Business Success: Beyond Red and Black
It is pretty easy to oversimplify success or failure in a business by reducing it to commonplace terms: black and red, assets and liabilities, boom and bust, profit and loss.
The reality is more complex. In fact, it is so complex that it's possible to be a profitable business without being an entirely successful one.
Confused? It's all about cash flow.
There is a common misconception among many business owners that profits and cash flow are the same thing. They are not. For a business to thrive, it must generate profits while also operating with positive cash flow. The two terms represent different financial parameters, but in order to thrive, every entrepreneur must have a solid system to keep track of both.
The availability of cash can truly make or break an organization. Cash flow, not profit, determines viability. In fact, one study found that 82 percent of businesses fail as a result of poor cash flow management.
The Meaning of "Cash Poor"
By definition, profit--also called net income--is the surplus after all expenses are deducted from revenue, and it is the basis on which tax is calculated.
On the other hand, cash flow is the amount of available cash within a business at any given time as a result of the inflow and outflow of money. Moreover, profits and cash flow can exist in varying degrees of balance. Consider:
- High profit and low cash flow results in a profitable business unable to pay its bills. How can this happen? If the product you're making is selling for a higher price than what it costs to manufacture, you have a profitable basis for a business. However, the devil is in the details. Many wholesale customers hold invoices for up to 120 days before payment--meaning you may make the sale and deliver the product, but not get your money quickly. If your material suppliers demand payment on delivery of goods, that's a gap of up to three months after you pay suppliers but before receiving payment from your buyers. So, even though you are making a per-unit profit, you may be unable to meet your financial obligations during those lean three months while you wait for your invoice to be paid. In a worst-case scenario, this situation can send a profitable company into bankruptcy.

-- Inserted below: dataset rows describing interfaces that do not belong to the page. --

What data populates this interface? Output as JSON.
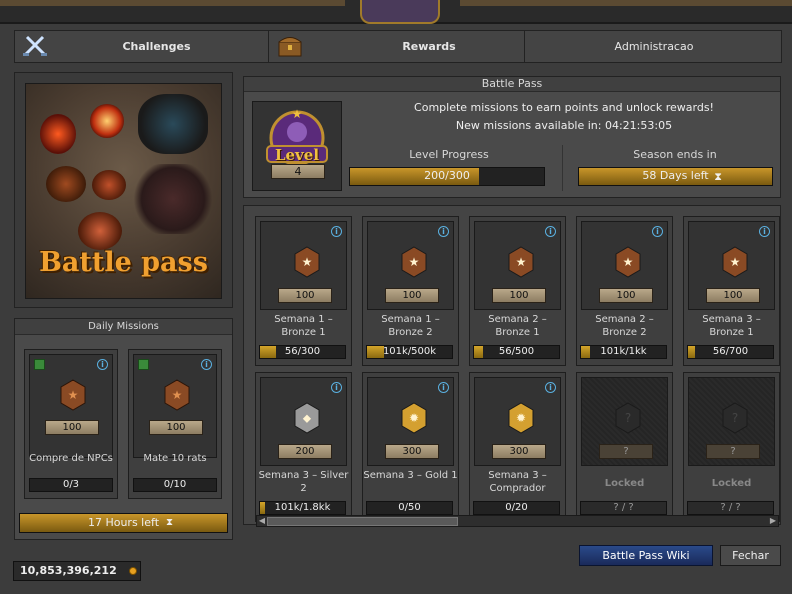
{
  "tabs": [
    {
      "label": "Challenges",
      "icon": "crossed-swords-icon"
    },
    {
      "label": "Rewards",
      "icon": "treasure-chest-icon"
    },
    {
      "label": "Administracao"
    }
  ],
  "artwork": {
    "title": "Battle pass"
  },
  "daily": {
    "title": "Daily Missions",
    "missions": [
      {
        "name": "Compre de NPCs",
        "points": "100",
        "progress": "0/3",
        "fraction": 0
      },
      {
        "name": "Mate 10 rats",
        "points": "100",
        "progress": "0/10",
        "fraction": 0
      }
    ],
    "timer": "17 Hours left"
  },
  "battlepass": {
    "title": "Battle Pass",
    "line1": "Complete missions to earn points and unlock rewards!",
    "line2": "New missions available in: 04:21:53:05",
    "level_label": "Level",
    "level": "4",
    "progress_label": "Level Progress",
    "progress": "200/300",
    "progress_fraction": 0.667,
    "season_label": "Season ends in",
    "season": "58 Days left"
  },
  "weekly": [
    {
      "name": "Semana 1 – Bronze 1",
      "points": "100",
      "progress": "56/300",
      "fraction": 0.19,
      "tier": "bronze"
    },
    {
      "name": "Semana 1 – Bronze 2",
      "points": "100",
      "progress": "101k/500k",
      "fraction": 0.2,
      "tier": "bronze"
    },
    {
      "name": "Semana 2 – Bronze 1",
      "points": "100",
      "progress": "56/500",
      "fraction": 0.11,
      "tier": "bronze"
    },
    {
      "name": "Semana 2 – Bronze 2",
      "points": "100",
      "progress": "101k/1kk",
      "fraction": 0.1,
      "tier": "bronze"
    },
    {
      "name": "Semana 3 – Bronze 1",
      "points": "100",
      "progress": "56/700",
      "fraction": 0.08,
      "tier": "bronze"
    },
    {
      "name": "Semana 3 – Silver 2",
      "points": "200",
      "progress": "101k/1.8kk",
      "fraction": 0.06,
      "tier": "silver"
    },
    {
      "name": "Semana 3 – Gold 1",
      "points": "300",
      "progress": "0/50",
      "fraction": 0,
      "tier": "gold"
    },
    {
      "name": "Semana 3 – Comprador",
      "points": "300",
      "progress": "0/20",
      "fraction": 0,
      "tier": "gold"
    },
    {
      "name": "Locked",
      "points": "?",
      "progress": "? / ?",
      "fraction": 0,
      "tier": "locked"
    },
    {
      "name": "Locked",
      "points": "?",
      "progress": "? / ?",
      "fraction": 0,
      "tier": "locked"
    }
  ],
  "buttons": {
    "wiki": "Battle Pass Wiki",
    "close": "Fechar"
  },
  "gold": "10,853,396,212",
  "colors": {
    "accent": "#c9962a",
    "info": "#5ab0e0",
    "bronze": "#8a4a24",
    "silver": "#9a9a9a",
    "gold": "#d4a030"
  }
}
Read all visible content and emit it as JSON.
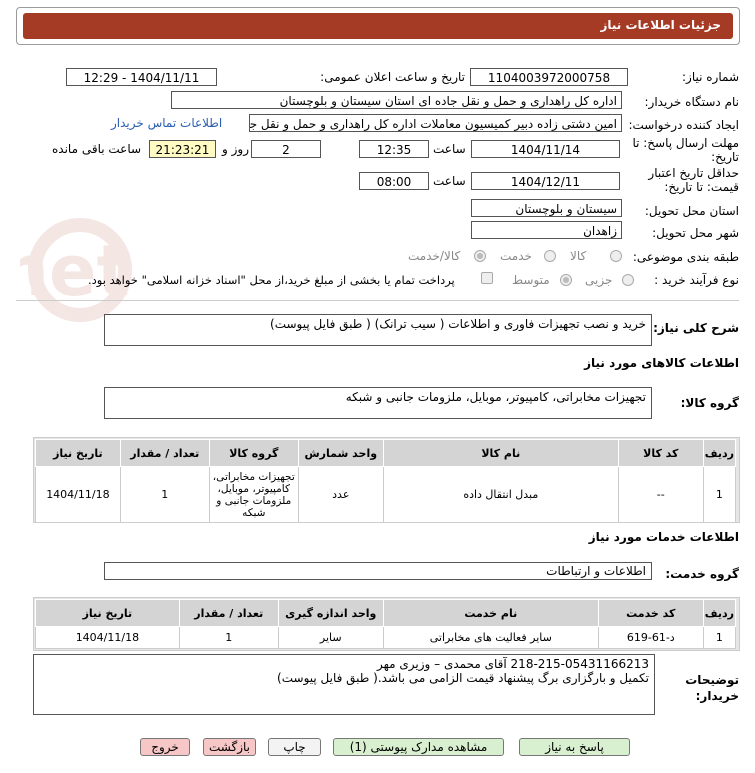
{
  "header": {
    "title": "جزئیات اطلاعات نیاز"
  },
  "fields": {
    "need_number_label": "شماره نیاز:",
    "need_number": "1104003972000758",
    "announce_label": "تاریخ و ساعت اعلان عمومی:",
    "announce_value": "1404/11/11 - 12:29",
    "buyer_org_label": "نام دستگاه خریدار:",
    "buyer_org": "اداره کل راهداری و حمل و نقل جاده ای استان سیستان و بلوچستان",
    "creator_label": "ایجاد کننده درخواست:",
    "creator": "امین دشتی زاده دبیر کمیسیون معاملات اداره کل راهداری و حمل و نقل جاده ای",
    "contact_link": "اطلاعات تماس خریدار",
    "deadline_label": "مهلت ارسال پاسخ: تا تاریخ:",
    "deadline_date": "1404/11/14",
    "time_label": "ساعت",
    "deadline_time": "12:35",
    "days": "2",
    "days_label": "روز و",
    "remaining": "21:23:21",
    "remaining_label": "ساعت باقی مانده",
    "validity_label": "حداقل تاریخ اعتبار قیمت: تا تاریخ:",
    "validity_date": "1404/12/11",
    "validity_time_label": "ساعت",
    "validity_time": "08:00",
    "province_label": "استان محل تحویل:",
    "province": "سیستان و بلوچستان",
    "city_label": "شهر محل تحویل:",
    "city": "زاهدان",
    "category_label": "طبقه بندی موضوعی:",
    "category_options": [
      "کالا",
      "خدمت",
      "کالا/خدمت"
    ],
    "process_label": "نوع فرآیند خرید :",
    "process_options": [
      "جزیی",
      "متوسط"
    ],
    "payment_note": "پرداخت تمام یا بخشی از مبلغ خرید،از محل \"اسناد خزانه اسلامی\" خواهد بود."
  },
  "need_desc": {
    "label": "شرح کلی نیاز:",
    "text": "خرید و نصب تجهیزات فاوری و اطلاعات ( سیب ترانک) ( طبق فایل پیوست)"
  },
  "goods": {
    "section_title": "اطلاعات کالاهای مورد نیاز",
    "group_label": "گروه کالا:",
    "group_value": "تجهیزات مخابراتی، کامپیوتر، موبایل، ملزومات جانبی و شبکه",
    "columns": [
      "ردیف",
      "کد کالا",
      "نام کالا",
      "واحد شمارش",
      "گروه کالا",
      "تعداد / مقدار",
      "تاریخ نیاز"
    ],
    "rows": [
      {
        "row": "1",
        "code": "--",
        "name": "مبدل انتقال داده",
        "unit": "عدد",
        "group": "تجهیزات مخابراتی، کامپیوتر، موبایل، ملزومات جانبی و شبکه",
        "qty": "1",
        "date": "1404/11/18"
      }
    ]
  },
  "services": {
    "section_title": "اطلاعات خدمات مورد نیاز",
    "group_label": "گروه خدمت:",
    "group_value": "اطلاعات و ارتباطات",
    "columns": [
      "ردیف",
      "کد خدمت",
      "نام خدمت",
      "واحد اندازه گیری",
      "تعداد / مقدار",
      "تاریخ نیاز"
    ],
    "rows": [
      {
        "row": "1",
        "code": "د-61-619",
        "name": "سایر فعالیت های مخابراتی",
        "unit": "سایر",
        "qty": "1",
        "date": "1404/11/18"
      }
    ]
  },
  "buyer_notes": {
    "label": "توضیحات خریدار:",
    "line1": "218-215-05431166213  آقای محمدی – وزیری مهر",
    "line2": "تکمیل و بارگزاری برگ پیشنهاد قیمت الزامی می باشد.( طبق فایل پیوست)"
  },
  "buttons": {
    "reply": "پاسخ به نیاز",
    "view_docs": "مشاهده مدارک پیوستی (1)",
    "print": "چاپ",
    "back": "بازگشت",
    "exit": "خروج"
  },
  "watermark": "AriaTender.net"
}
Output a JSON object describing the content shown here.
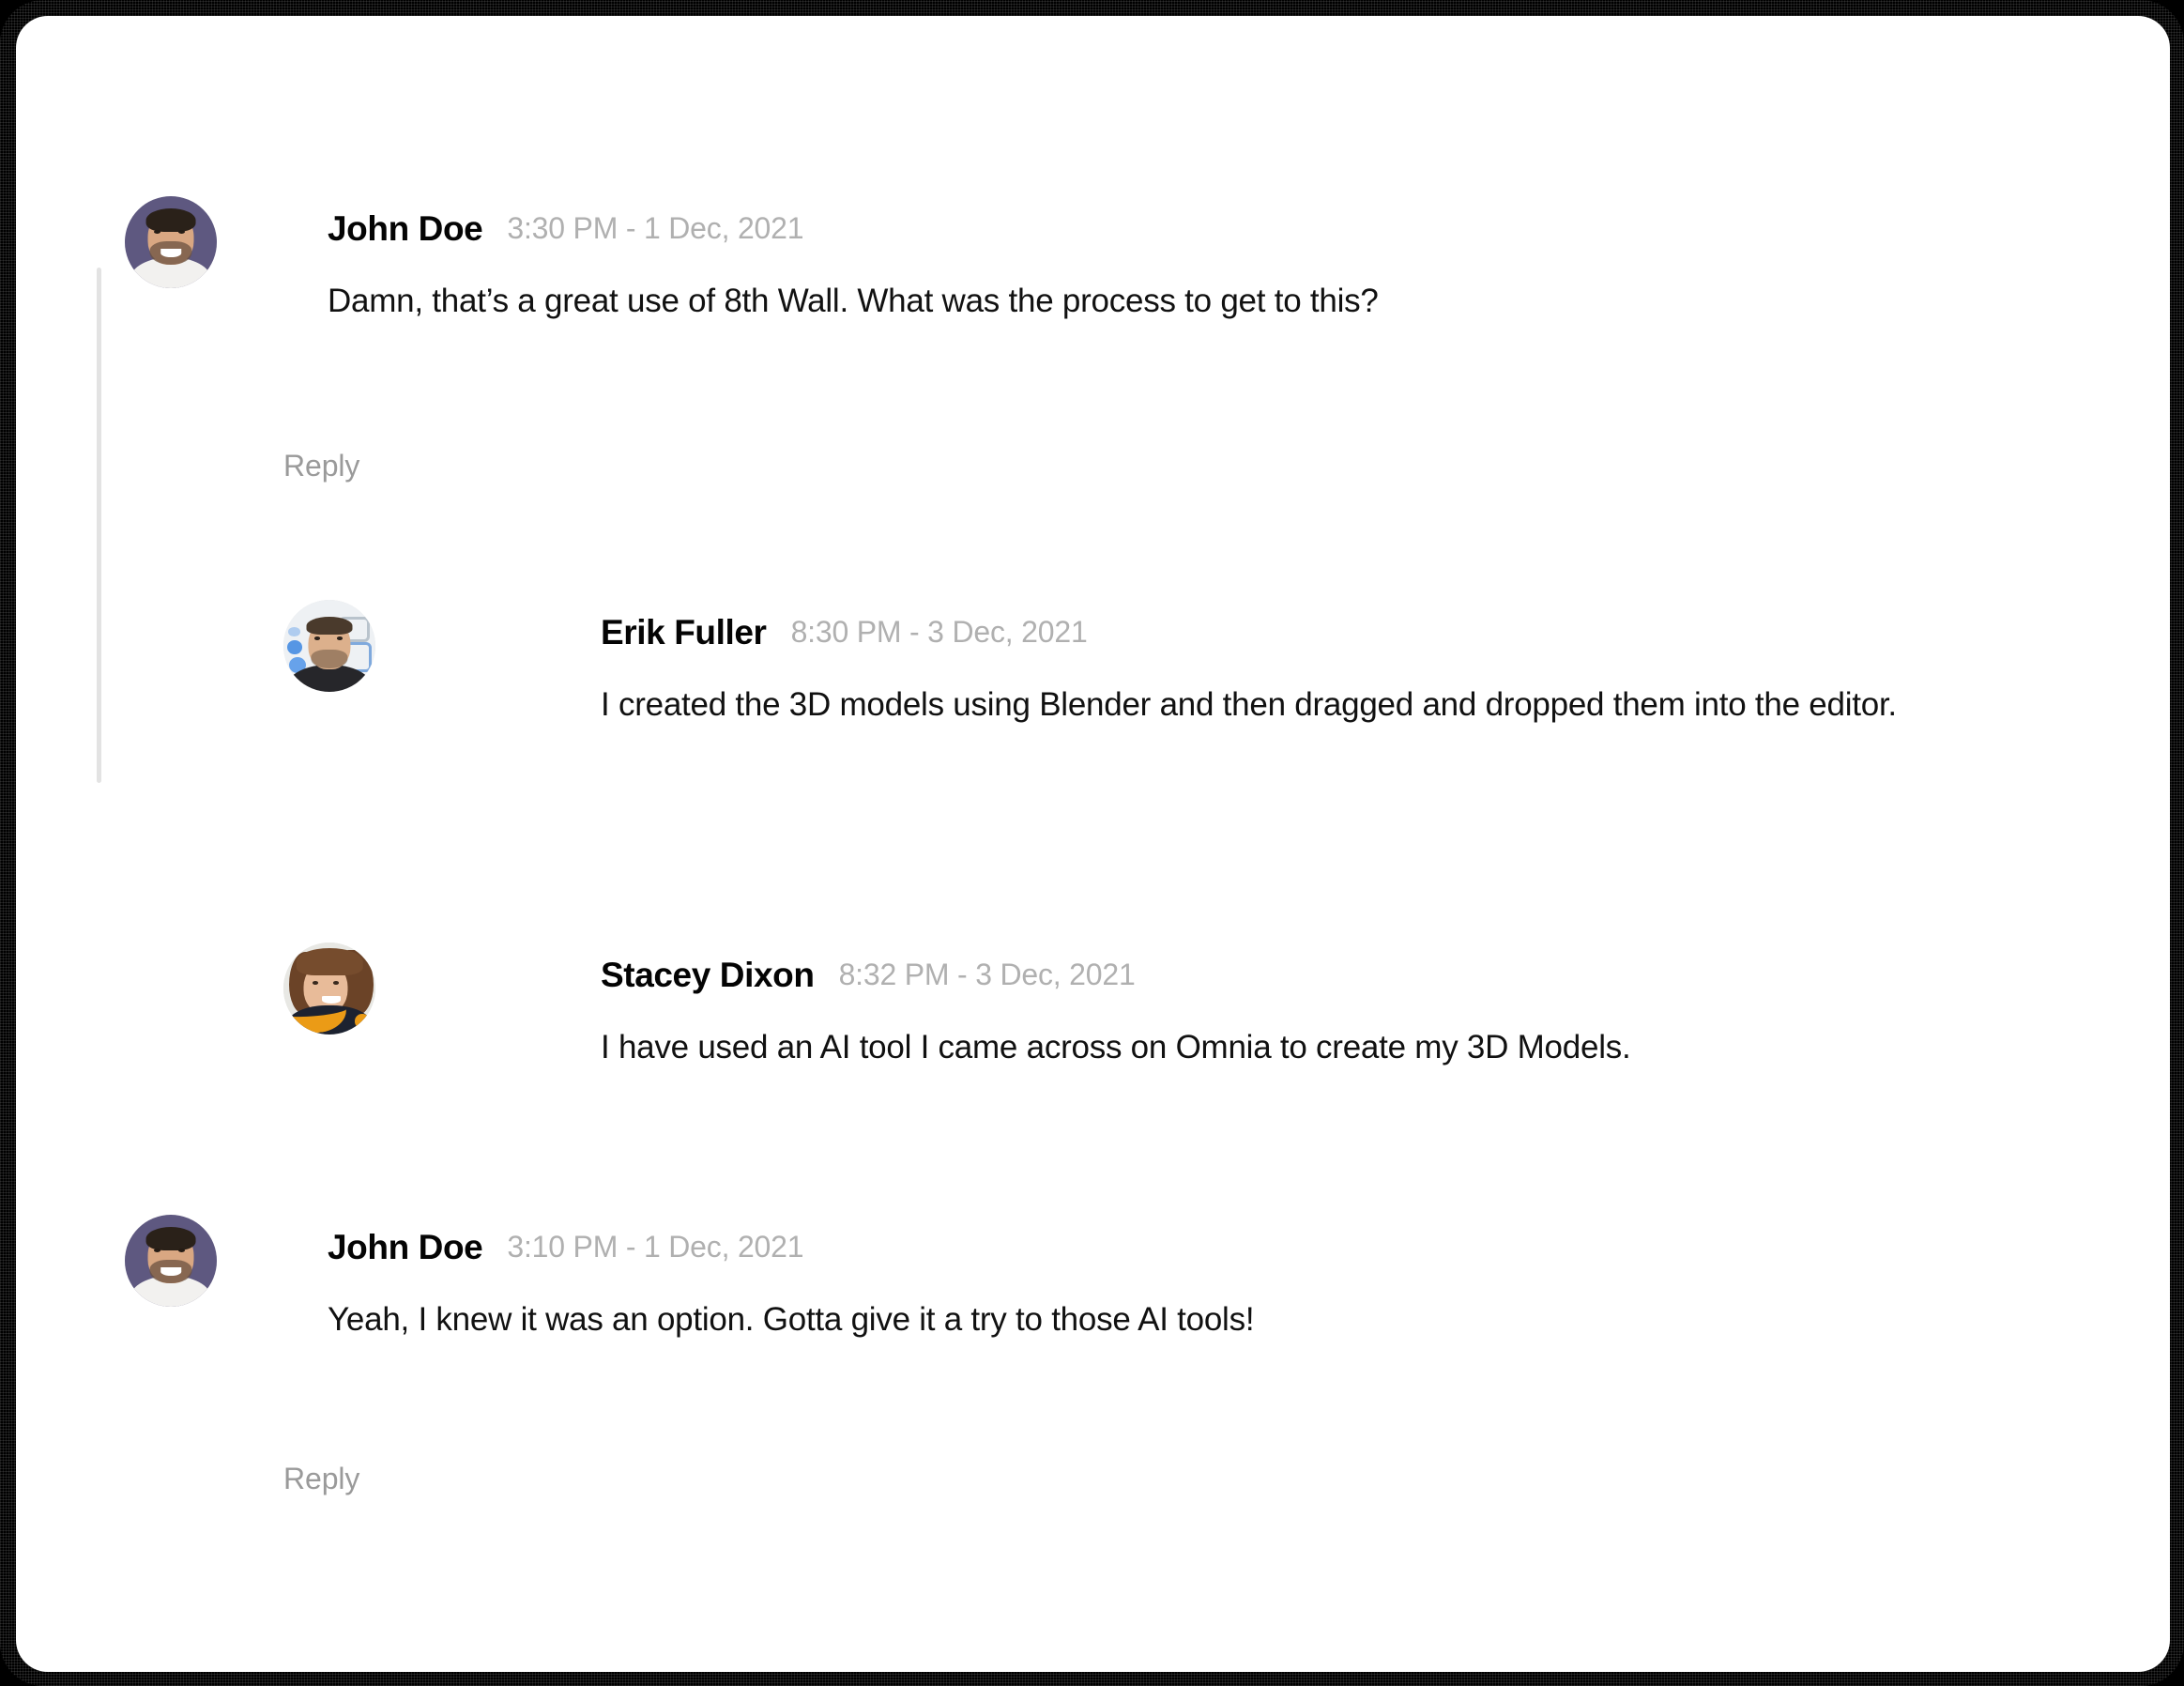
{
  "thread": {
    "comments": [
      {
        "id": "john-doe-1",
        "author": "John Doe",
        "timestamp": "3:30 PM - 1 Dec, 2021",
        "text": "Damn, that’s a great use of 8th Wall. What was the process to get to this?",
        "reply_label": "Reply",
        "avatar_icon": "avatar-john-doe",
        "avatar_bg": "#5e5880",
        "level": "root"
      },
      {
        "id": "erik-fuller-1",
        "author": "Erik Fuller",
        "timestamp": "8:30 PM - 3 Dec, 2021",
        "text": "I created the 3D models using Blender and then dragged and dropped them into the editor.",
        "avatar_icon": "avatar-erik-fuller",
        "avatar_bg": "#eef1f4",
        "level": "nested"
      },
      {
        "id": "stacey-dixon-1",
        "author": "Stacey Dixon",
        "timestamp": "8:32 PM - 3 Dec, 2021",
        "text": "I have used an AI tool I came across on Omnia to create my 3D Models.",
        "avatar_icon": "avatar-stacey-dixon",
        "avatar_bg": "#e8e8e4",
        "level": "nested"
      },
      {
        "id": "john-doe-2",
        "author": "John Doe",
        "timestamp": "3:10 PM - 1 Dec, 2021",
        "text": "Yeah, I knew it was an option. Gotta give it a try to those AI tools!",
        "reply_label": "Reply",
        "avatar_icon": "avatar-john-doe",
        "avatar_bg": "#5e5880",
        "level": "root"
      }
    ]
  },
  "colors": {
    "frame": "#000000",
    "card": "#ffffff",
    "name_text": "#040404",
    "timestamp_text": "#b0b0b0",
    "body_text": "#111111",
    "reply_text": "#9a9a9a",
    "thread_line": "#e3e3e3"
  }
}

- Just because a business can pay all of its bills doesn't mean it is profitable. Here's another case: If you've borrowed money to solve a cash flow problem, the increasing debt on that loan could cause your per-unit cost to exceed the break-even point, and your business will no longer be profitable even though you have cash on hand. You could also experience increases in production volume that might cause costs to rise above a profitable level. Growth costs money, and if you suffer from negative cash flow, your growth will be stunted even when there is strong market demand.
Cash is the lifeblood of any business, and the key indicator of financial health. Cash is necessary for daily operations, taxes, purchasing inventory, meeting payroll, and to satisfy other short-term financial obligations.
Manage Liquid Assets Responsibly
Regardless of how great your product or business model is, you will not survive if you cannot manage your company's cash. Small-to-medium businesses are at highest risk of being "cash poor" because they constantly re-invest profits into the operation. Larger, more established businesses frequently have a cash reserve.
Don't let your entrepreneurial dream become a negative cash flow nightmare that isn't ideally positioned for growth. Good cash flow management doesn't happen by accident. It takes planning, and often, professional assistance. To ensure that your company implements the right plan to manage your liquid assets responsibly, consult with an experienced strategic financial management firm. By conducting a step-by-step cash flow analysis and planning ahead for gaps between accounts payable and accounts receivable, you can be sure you'll have the necessary cash flow to grow and invest wisely when opportunities arise.